Human Rights and Corporate Social Responsibility Conference
 

A two-day international conference on the relationship between human rights and corporate social responsibility was held at the Aula Magna of the Foundation for International Studies on 13 and 14 November 2002 within the context of the Mediterranean Masters Programme in Human Rights and Democratisation, which is supported by the European Commission.

Both speakers and audience, which was quite numerous, came from various countries and hailed from different backgrounds such as law, banking, international relations and business. The conference focused on the relationship between public and corporate interests, and how the globalisation of the world economy and increased role of the multinational corporation affects human rights. Christopher Cassetta and Radu Mares from the Raoul Wallenberg Institute in Lund, discussed the effects of CSR on human rights and the role of the US Courts as arbiters of human rights.  Fabrizio Pagani, from the OECD Legal Directorate gave an analysis of the various OECD legal instruments aimed at enhancing corporate social responsibility while Francesco Straniero, from the Delegation of the European Commission in Malta, gave an interesting overview of the European Union and CSR policy.  The second day of the conference saw interventions by John Pace, formerly of the UNCHR and currently a visiting fellow at the University of New South Wales, on the United Nations Global Compact.  The balancing of corporate, governmental and citizen's rights seen in the context of the WTO was discussed by Lucienne Attard of the George Washington University School of Law.  An intervention from Joseph F. X. Zahra, the Chairman of the Bank of Valletta evaluated whether profitability and corporate social responsibility are compatible, while Helga Ellul, Managing Director of Brandstatter Malta Ltd, discussed CSR from an employer's perspective.  Other presentations included those of speakers from the University of Sydney and the University of the Western Cape.

Patricia Mallia, Academic Coordinator of the conference commented that the speakers recognized  that 'globalisation of the world economy has significantly influenced issues concerning human rights.  It has not only affected the content, nature and enforcement of human rights but has also led to the identification of new violators, i.e., multinational corporations.
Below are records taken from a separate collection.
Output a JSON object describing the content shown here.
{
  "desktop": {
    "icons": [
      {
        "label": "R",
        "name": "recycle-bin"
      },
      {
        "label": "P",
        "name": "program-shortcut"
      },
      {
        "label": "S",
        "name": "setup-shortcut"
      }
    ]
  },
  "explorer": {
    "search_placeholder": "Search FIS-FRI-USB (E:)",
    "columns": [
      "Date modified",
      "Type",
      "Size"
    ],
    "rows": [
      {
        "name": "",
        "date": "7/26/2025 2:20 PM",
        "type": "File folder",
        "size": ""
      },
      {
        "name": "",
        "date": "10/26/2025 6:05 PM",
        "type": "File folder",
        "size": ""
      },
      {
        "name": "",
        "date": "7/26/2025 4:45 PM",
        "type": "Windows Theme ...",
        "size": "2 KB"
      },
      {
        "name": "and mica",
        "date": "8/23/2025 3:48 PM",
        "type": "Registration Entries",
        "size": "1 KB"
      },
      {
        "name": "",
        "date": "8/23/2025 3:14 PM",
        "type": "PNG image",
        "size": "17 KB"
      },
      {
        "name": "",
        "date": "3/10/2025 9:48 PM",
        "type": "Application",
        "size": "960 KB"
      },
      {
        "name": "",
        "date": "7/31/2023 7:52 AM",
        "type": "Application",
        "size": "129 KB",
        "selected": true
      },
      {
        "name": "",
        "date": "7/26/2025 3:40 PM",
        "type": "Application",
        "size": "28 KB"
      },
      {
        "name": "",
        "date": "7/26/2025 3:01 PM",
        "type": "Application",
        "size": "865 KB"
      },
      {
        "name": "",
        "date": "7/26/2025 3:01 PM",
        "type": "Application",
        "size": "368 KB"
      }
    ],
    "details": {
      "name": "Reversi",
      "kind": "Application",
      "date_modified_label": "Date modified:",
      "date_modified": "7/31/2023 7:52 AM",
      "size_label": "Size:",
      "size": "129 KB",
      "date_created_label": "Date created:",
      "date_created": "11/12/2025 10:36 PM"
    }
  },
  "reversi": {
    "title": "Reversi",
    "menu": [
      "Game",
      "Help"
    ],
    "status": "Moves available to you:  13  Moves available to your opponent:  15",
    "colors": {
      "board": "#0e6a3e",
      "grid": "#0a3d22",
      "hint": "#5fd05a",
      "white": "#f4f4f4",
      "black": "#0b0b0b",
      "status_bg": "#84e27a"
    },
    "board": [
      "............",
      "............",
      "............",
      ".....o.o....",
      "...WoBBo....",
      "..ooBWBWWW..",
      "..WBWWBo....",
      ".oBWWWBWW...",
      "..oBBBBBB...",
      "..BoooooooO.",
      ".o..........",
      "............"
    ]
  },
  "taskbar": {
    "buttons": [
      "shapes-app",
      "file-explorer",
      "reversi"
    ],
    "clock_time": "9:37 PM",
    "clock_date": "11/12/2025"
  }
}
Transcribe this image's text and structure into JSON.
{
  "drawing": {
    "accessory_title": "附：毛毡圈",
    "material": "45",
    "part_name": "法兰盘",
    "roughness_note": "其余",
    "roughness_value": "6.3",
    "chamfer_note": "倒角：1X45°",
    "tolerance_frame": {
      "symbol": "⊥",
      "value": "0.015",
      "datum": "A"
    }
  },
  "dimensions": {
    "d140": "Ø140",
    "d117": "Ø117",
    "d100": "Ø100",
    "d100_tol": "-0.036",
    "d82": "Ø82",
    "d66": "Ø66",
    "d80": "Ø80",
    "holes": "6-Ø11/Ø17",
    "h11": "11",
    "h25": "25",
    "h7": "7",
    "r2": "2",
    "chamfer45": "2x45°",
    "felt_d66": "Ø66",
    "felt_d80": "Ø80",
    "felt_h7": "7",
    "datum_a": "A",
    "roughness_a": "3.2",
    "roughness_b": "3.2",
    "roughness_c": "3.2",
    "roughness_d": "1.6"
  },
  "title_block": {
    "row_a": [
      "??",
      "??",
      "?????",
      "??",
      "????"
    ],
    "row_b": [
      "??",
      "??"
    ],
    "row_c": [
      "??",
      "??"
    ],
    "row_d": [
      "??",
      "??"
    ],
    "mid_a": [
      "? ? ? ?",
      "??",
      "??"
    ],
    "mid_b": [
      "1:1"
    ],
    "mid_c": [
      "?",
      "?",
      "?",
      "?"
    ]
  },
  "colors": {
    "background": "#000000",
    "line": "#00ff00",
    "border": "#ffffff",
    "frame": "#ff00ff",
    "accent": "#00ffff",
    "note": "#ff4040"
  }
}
Owing to MNC's ever-increasing role in various sectors of society, corporate interests and policies need to be directed at promoting economic, social and cultural rights. 'Today, MNC's have become the prime actors in the era of globalisation; they are the real users of globalisation'. (Surya Deva, University of Sydney). Radu Mares (Lund) held the same view, arguing that 'transnational corporations (TNCs) interest human rights specialists because of their wealth and cross-border activity'.  These facts were examined from both the purely human rights aspects, and the other facet of responsible business conduct. This common thread was analysed from the different angles of the WTO, the OECD and the UN Global Compact.  International perspectives were also discussed, looking at the EU position and the role of the US Courts in the global enforcement of human rights.  Members of the business community questioned whether competitiveness and corporate social responsibility are indeed compatible.

The Global Compact, which was the topic of John Pace's paper, is inspired by principles of corporate social responsibility which manifests itself in a wide range of activities, from sponsorship of local soccer teams, to major projects involving considerable resources.'  He cited a July 2002 report by the UN's Global Compact Office which links the Global Compact to the process of globalisation and asserts the need for effective cooperative responses to common economic and social problems. To make globalisaton both more stable and inclusive, the Secretary-General challenged the private sector to enhance its commitment to the public interest' the Compact seeks to make globalisation more equitable - and thus more sustainable - for the vast numbers currently excluded from the international market place.

The very high-quality of papers presented and the ideas put forward by the speakers  were extremely well received by the audience which participated actively in the post-presentation debates.

The proceedings of the conference are currently being edited and are expected to be published by early next year.